Your output must reproduce all the records below precisely and contain no pictures.

——

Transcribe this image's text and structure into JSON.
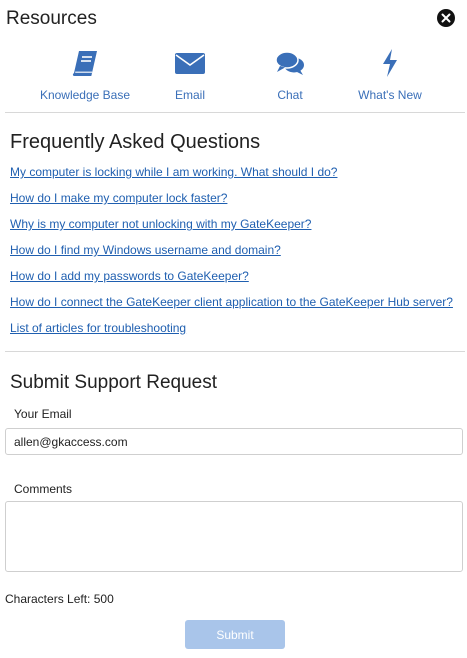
{
  "header": {
    "title": "Resources"
  },
  "resources": [
    {
      "label": "Knowledge Base",
      "icon": "book-icon"
    },
    {
      "label": "Email",
      "icon": "envelope-icon"
    },
    {
      "label": "Chat",
      "icon": "chat-bubbles-icon"
    },
    {
      "label": "What's New",
      "icon": "lightning-icon"
    }
  ],
  "faq": {
    "title": "Frequently Asked Questions",
    "links": [
      "My computer is locking while I am working. What should I do?",
      "How do I make my computer lock faster?",
      "Why is my computer not unlocking with my GateKeeper?",
      "How do I find my Windows username and domain?",
      "How do I add my passwords to GateKeeper?",
      "How do I connect the GateKeeper client application to the GateKeeper Hub server?",
      "List of articles for troubleshooting"
    ]
  },
  "support": {
    "title": "Submit Support Request",
    "email_label": "Your Email",
    "email_value": "allen@gkaccess.com",
    "comments_label": "Comments",
    "comments_value": "",
    "chars_left_label": "Characters Left:",
    "chars_left_value": "500",
    "submit_label": "Submit"
  },
  "colors": {
    "accent": "#3a6fb8",
    "link": "#1f5fb0",
    "submit_disabled": "#a9c5ea"
  }
}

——

▶ [Answer space]:
Transcribe this image's text and structure into JSON.
{
  "header": {
    "title": "Resources"
  },
  "resources": [
    {
      "label": "Knowledge Base",
      "icon": "book-icon"
    },
    {
      "label": "Email",
      "icon": "envelope-icon"
    },
    {
      "label": "Chat",
      "icon": "chat-bubbles-icon"
    },
    {
      "label": "What's New",
      "icon": "lightning-icon"
    }
  ],
  "faq": {
    "title": "Frequently Asked Questions",
    "links": [
      "My computer is locking while I am working. What should I do?",
      "How do I make my computer lock faster?",
      "Why is my computer not unlocking with my GateKeeper?",
      "How do I find my Windows username and domain?",
      "How do I add my passwords to GateKeeper?",
      "How do I connect the GateKeeper client application to the GateKeeper Hub server?",
      "List of articles for troubleshooting"
    ]
  },
  "support": {
    "title": "Submit Support Request",
    "email_label": "Your Email",
    "email_value": "allen@gkaccess.com",
    "comments_label": "Comments",
    "comments_value": "",
    "chars_left_label": "Characters Left:",
    "chars_left_value": "500",
    "submit_label": "Submit"
  },
  "colors": {
    "accent": "#3a6fb8",
    "link": "#1f5fb0",
    "submit_disabled": "#a9c5ea"
  }
}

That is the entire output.